A:
Since the introduction of direct-acting antiviral (DAA) therapy, treatment for hepatitis C (HCV) was revolutionized, as patient outcomes are improved with fewer side effects and high cure rate. However, there is significant debate in the society based on studies that suggest HCV cure does not eliminate risk for hepatocellular carcinoma (HCC) or liver cancer. Other research suggests the possibility of increased risk of developing liver cancer during and after DAA treatment in patients with hep
Hit Questions
A:
Hepatitis C is a wide spread and deadly disease affecting an estimated of 3.5 million Americans.   Treatment for hepatitis C has evolved over the years, going from highly toxic drugs involving injections with horrible side effects, to medications with minimal side effects.
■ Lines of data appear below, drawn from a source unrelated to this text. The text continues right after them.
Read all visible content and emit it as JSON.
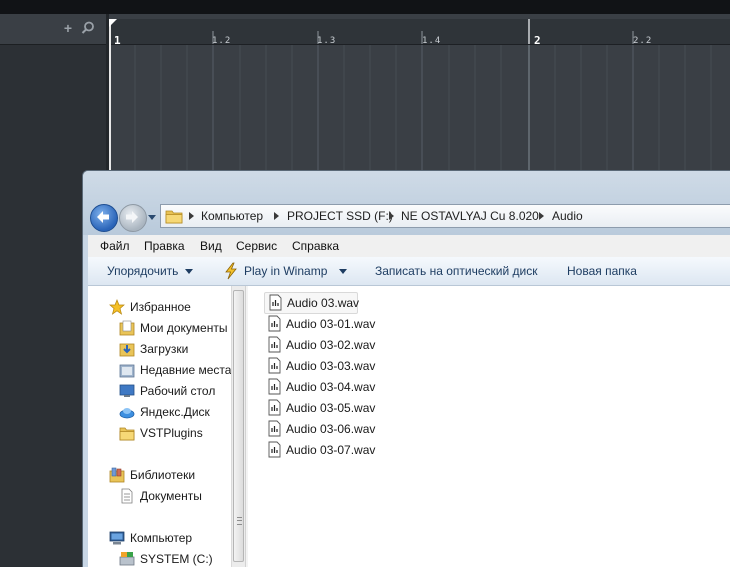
{
  "daw": {
    "ruler": {
      "labels": [
        "1",
        "1.2",
        "1.3",
        "1.4",
        "2",
        "2.2"
      ]
    }
  },
  "explorer": {
    "breadcrumb": [
      "Компьютер",
      "PROJECT SSD (F:)",
      "NE OSTAVLYAJ Cu 8.020",
      "Audio"
    ],
    "menu": [
      "Файл",
      "Правка",
      "Вид",
      "Сервис",
      "Справка"
    ],
    "toolbar": {
      "organize": "Упорядочить",
      "play_winamp": "Play in Winamp",
      "burn": "Записать на оптический диск",
      "new_folder": "Новая папка"
    },
    "nav": {
      "favorites": "Избранное",
      "my_documents": "Мои документы",
      "downloads": "Загрузки",
      "recent_places": "Недавние места",
      "desktop": "Рабочий стол",
      "yandex_disk": "Яндекс.Диск",
      "vstplugins": "VSTPlugins",
      "libraries": "Библиотеки",
      "documents": "Документы",
      "computer": "Компьютер",
      "system_c": "SYSTEM (C:)"
    },
    "files": [
      "Audio 03.wav",
      "Audio 03-01.wav",
      "Audio 03-02.wav",
      "Audio 03-03.wav",
      "Audio 03-04.wav",
      "Audio 03-05.wav",
      "Audio 03-06.wav",
      "Audio 03-07.wav"
    ]
  },
  "colors": {
    "daw_background": "#3a3f45",
    "daw_ruler": "#2f3439",
    "explorer_frame": "#c8d6e5",
    "toolbar_text": "#1e3d62"
  }
}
Success rate of treatment options has also improved greatly Although the high price tag of the new DAA treatment is controversial, it has undoubtedly helped to cure many hepatitis C patients.
A:
Fibrosis is scarring of the liver that results from chronic inflammation. It is a process where the damaged, dying liver cells are replaced by fibrous scar tissue, causing the liver to become hard. The extent of liver fibrosis can vary, and it is often classified in several stages. The most common classification is a scale from F0 to F4. F0 indicates no fibrosis. A normal liver is at a stage between F0 and F1. F2 denotes light fibrosis, and F3 indicates severe fibrosis. When scar tissue build
A:
You probably have already heard about the new antiviral hep C drug, which is effective but insanely expensive. It claims to have around 90% success rate, that’s why so many hepatitis C patients are dying for it even though it’s extremely costly. But apart from its expensive price tag, there is a bigger issue behind this new drug that not many people know about. Scientists and researchers have found an increased risk of extreme liver cancer related to this new drug after successful
A:
Hepatitis C viruses share a common characteristic to other chronic liver diseases; it could damage the patients’ liver cells. Hepatitis C patients should focus on stopping or reducing the damage in the liver, and this focus should be the same for other chronic liver diseases e.g. hepatitis B, fatty liver disease, NASH etc. And this is exactly what YHK can do.   YHK can stop liver cells damage caused by hepatitis viruses, and can repair damaged liver cells, to he
YHK Liver Therapy
Your Liver
Protection

starts here.
Buy YHK
Have Questions?
Sumbit your question to us for profeessional answers!
Looking for help? Ask our customer support team!
Contact Us